There is a generous portion of films that never needed to be made and a huge percentage of those are the dreaded biopics of entertainers. Let’s not kid ourselves about these films: The majority of them are barely above made-for-TV quality and the rest skate by on the filmmaker’s merits, not the subject matter. Films like “Finding Neverland,” “Beyond the Sea,” and “De-Lovely” are bad for a reason: Their main subject matter isn’t an interesting person. One of the most recent entertainers joining the ranks of mid-level performers and creators undeserving of cinematic notice is children’s author Beatrix Potter.

Born in 1866 to a family that existed on old money from both her parents’ inheritances, Beatrix Potter lived a life of favor made possible by her family’s wealth. An odd and lonely child, Potter spent most of her younger years surrounded by sketchbooks, journals, and her beloved animals. It were these creatures that would go on to inspire such iconic children charters as Peter Rabbit, Benjamin Bunny, and Mrs. Tiggy-Winkle. Unfortunately for the film “Miss Potter,” Potter’s creations were the most interesting thing about her, and trying to wrap a captivating film around her otherwise uneventful life proves to be a waste of everyone’s time. Including my own.

The majority of “Miss Potter” focuses on her relationship with one of the sons of the publishing house that put out her diminutive tales. While “Miss Potter” does a fine job of capturing the mood, fashion, and dialect of nineteenth-century London, the film seems to go in slow motion every time Beatrix Potter (Renee Zellweger) shuffles on screen. This isn’t the film’s fault but rather the fact that Zellweger is possibly one of the worst actresses currently working in major films. She has no depth or range, and her fake British accent is so bad that during filming Keanu Reeves called up the set to try and give her some speech coaching. Proof that Zellweger’s lack of skill helped to hold this film back is shown in every scene in which the energetic Ewan McGregor appears as her love interest, Norman Wayne. McGregor’s performance alone is what saves this movie from being borderline unwatchable.

The most confusing aspect of the film is the way the very odd character of Beatrix Potter is treated. While “Miss Potter” wants you to have this enchanted feeling about the author, I walked away from it more creeped out than charmed. The film implies that Potter actually sees and talks to her imaginary animal friends like Jemima Puddle-Duck. While the filmmakers do crudely animate the drawings or other things that she sees that nobody else can, they fail to accomplish their goal of enchantment. In fact, if somebody is seeing and communicating with lucid hallucinations, I don’t consider them to have a vivid imagination; I consider them to be completely insane and in need of medical help.

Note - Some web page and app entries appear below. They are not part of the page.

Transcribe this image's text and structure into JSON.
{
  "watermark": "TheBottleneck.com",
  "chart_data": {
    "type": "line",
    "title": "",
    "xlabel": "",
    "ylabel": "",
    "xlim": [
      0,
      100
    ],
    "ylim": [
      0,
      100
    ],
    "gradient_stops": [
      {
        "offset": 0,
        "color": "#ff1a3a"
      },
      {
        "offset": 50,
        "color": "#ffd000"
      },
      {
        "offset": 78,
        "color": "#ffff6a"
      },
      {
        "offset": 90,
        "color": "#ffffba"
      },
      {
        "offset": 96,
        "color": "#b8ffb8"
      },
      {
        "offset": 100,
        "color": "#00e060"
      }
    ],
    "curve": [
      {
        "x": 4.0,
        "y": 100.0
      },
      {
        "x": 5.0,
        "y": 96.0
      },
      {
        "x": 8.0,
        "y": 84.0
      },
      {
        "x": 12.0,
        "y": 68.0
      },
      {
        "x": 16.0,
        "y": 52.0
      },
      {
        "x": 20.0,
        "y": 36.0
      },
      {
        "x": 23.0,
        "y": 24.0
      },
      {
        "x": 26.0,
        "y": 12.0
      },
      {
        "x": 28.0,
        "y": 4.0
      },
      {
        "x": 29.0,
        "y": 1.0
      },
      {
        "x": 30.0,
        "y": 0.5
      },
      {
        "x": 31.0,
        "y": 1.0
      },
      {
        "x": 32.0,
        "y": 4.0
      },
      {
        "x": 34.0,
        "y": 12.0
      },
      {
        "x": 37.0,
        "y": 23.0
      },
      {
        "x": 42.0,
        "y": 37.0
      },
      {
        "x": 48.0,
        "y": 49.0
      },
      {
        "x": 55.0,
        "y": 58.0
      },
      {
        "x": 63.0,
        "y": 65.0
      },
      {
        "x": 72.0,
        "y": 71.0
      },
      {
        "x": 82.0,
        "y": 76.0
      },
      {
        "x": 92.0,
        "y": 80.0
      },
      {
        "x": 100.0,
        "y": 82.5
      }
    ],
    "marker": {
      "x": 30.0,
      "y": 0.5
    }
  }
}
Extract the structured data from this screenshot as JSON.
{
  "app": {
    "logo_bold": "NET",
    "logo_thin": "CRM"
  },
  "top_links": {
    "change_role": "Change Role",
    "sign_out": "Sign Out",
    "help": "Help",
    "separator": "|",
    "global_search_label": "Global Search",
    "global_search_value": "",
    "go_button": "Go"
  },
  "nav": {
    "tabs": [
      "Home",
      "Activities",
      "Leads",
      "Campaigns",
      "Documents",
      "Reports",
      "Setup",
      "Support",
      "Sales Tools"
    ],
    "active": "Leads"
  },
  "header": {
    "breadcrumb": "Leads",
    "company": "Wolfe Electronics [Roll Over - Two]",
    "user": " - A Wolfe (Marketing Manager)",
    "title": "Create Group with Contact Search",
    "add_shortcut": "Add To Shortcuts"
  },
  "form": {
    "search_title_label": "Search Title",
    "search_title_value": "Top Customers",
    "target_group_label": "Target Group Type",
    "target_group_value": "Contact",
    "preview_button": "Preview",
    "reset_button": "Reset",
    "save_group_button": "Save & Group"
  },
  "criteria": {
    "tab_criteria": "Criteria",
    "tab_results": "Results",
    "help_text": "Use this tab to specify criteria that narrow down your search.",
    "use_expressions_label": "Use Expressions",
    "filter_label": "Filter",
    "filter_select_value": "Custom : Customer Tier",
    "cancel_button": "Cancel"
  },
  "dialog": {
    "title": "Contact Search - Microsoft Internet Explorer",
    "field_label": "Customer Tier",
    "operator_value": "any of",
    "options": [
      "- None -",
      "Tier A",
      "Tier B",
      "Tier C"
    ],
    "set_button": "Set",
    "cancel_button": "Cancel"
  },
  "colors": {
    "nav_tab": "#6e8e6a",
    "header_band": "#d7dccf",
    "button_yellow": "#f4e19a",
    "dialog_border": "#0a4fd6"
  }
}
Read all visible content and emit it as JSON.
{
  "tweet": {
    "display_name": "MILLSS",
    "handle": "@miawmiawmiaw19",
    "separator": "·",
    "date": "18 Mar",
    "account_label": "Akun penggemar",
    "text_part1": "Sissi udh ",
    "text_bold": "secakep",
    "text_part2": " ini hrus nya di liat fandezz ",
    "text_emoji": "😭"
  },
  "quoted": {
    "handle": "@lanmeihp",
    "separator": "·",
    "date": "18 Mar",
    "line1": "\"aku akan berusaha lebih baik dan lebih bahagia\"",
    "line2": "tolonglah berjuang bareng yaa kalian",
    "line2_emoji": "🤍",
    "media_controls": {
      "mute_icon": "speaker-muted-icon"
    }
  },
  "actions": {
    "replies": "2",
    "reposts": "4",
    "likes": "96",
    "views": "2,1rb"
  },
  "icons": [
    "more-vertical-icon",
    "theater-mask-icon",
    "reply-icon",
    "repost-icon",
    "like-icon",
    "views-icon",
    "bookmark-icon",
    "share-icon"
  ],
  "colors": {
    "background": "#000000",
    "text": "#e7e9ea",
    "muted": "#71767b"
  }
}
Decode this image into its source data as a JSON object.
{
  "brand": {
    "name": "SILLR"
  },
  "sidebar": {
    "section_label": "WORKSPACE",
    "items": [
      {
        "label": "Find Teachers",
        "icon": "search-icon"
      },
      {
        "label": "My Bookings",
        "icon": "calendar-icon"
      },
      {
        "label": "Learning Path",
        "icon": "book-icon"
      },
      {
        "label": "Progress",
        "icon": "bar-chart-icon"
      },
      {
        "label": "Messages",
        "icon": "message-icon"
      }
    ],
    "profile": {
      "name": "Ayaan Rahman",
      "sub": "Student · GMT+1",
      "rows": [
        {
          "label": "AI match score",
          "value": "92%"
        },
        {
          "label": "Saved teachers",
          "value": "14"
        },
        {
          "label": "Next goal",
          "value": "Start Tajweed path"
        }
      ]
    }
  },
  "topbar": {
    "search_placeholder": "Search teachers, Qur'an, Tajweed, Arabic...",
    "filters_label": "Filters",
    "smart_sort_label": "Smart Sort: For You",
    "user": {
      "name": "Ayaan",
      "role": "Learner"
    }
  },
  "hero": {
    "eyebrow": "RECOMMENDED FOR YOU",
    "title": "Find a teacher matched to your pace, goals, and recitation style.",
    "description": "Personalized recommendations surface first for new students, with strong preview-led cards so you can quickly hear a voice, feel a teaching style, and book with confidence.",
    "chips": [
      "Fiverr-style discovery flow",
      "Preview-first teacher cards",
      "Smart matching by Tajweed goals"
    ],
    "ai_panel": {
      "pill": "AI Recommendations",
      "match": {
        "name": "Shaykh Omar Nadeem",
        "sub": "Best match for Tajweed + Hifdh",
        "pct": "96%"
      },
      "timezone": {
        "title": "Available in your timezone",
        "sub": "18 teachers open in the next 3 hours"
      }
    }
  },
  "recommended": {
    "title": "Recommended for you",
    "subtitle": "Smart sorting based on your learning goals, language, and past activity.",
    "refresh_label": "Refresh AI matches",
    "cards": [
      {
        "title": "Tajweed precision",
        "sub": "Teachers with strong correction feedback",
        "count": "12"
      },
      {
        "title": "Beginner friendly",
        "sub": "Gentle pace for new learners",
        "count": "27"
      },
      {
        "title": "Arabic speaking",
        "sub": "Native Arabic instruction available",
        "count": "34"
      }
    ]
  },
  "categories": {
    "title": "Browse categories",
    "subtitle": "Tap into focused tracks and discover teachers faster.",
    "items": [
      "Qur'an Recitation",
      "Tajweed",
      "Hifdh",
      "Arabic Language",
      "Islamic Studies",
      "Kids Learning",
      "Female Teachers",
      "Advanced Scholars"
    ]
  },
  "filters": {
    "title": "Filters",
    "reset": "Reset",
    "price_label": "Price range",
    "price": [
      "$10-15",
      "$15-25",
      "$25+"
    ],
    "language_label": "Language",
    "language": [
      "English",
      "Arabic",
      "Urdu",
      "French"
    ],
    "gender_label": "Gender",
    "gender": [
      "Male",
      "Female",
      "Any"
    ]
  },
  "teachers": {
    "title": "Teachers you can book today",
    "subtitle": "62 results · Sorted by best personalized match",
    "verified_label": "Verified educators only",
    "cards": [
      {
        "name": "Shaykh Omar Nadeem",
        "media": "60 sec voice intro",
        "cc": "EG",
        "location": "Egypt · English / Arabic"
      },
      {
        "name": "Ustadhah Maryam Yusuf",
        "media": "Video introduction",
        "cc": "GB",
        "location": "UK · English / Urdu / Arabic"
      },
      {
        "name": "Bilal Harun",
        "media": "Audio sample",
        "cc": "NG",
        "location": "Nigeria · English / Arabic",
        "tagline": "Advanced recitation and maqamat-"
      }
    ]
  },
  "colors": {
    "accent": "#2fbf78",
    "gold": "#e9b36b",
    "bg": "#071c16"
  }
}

The anamorphic widescreen presentation of “Miss Potter,” featuring a 2.35:1 aspect ratio, does justice to the film’s well photographed and gorgeous exterior shots, and it keeps the bar high during interior scenes as well. Sadly, not much could be done about the fact that Zellweger still only has two expressions, “I have to go to the bathroom” and “I bit into a bad lemon…do you know the way to the restroom?” How she continues to receive such high-profile roles is beyond me; I just hope she keeps appearing in movies I have no interest in paying money for.

The 5.1 Dolby Digital audio track does a magnificent job of never letting the unusually heavy-handed musical cues overpower Zellweger’s inability to create a believable British accent.

The commentary track featuring director Chris Noonan is yet another example of a moment where I felt like I was watching a different film than the one being commented on. Noonan plows through the film, heaping accolades on undeserved performances and leaving behind a commentary track oddly disjointed from reality. The only bit of worthwhile information I gathered from his track is that “Miss Potter” could have been far worse than it turned out. It was originally planned as a musical.

“The Tale of Peter Rabbit and Beatrix Potter” is a polite, twenty-minute bio about Potter narrated by McGregor himself. The disc also contains “The Making of a Real Life Fairy Tale,” a self-congratulatory, behind-the-scenes look at the film that is entirely unnecessary and redundant in the face of the director’s commentary. In addition to the theatrical trailer for the film, a music video for the forgettable song “When You Taught Me How to Dance” is also included.

Film Value:
Absolutely nothing in “Miss Potter” outside of McGregor’s lively performance is worth anyone’s attention. The animation is cheap and depthless, without the life found in Potter’s charming original artwork. And first-time screenwriter Richard Maltby Jr’s syrupy sweet script fails to give Potter and Wayne’s star-crossed romance any real credence or importance. For kids looking to experience a truly enchanting tale, you’re better off picking up director Chris Noonan’s previous film, the near-perfect “Babe.” And for the adult looking for a true story mixed with fantasy that will actually enchant them and keep them awake, give Peter Jackson’s beautifully crafted “Heavenly Creatures” a try.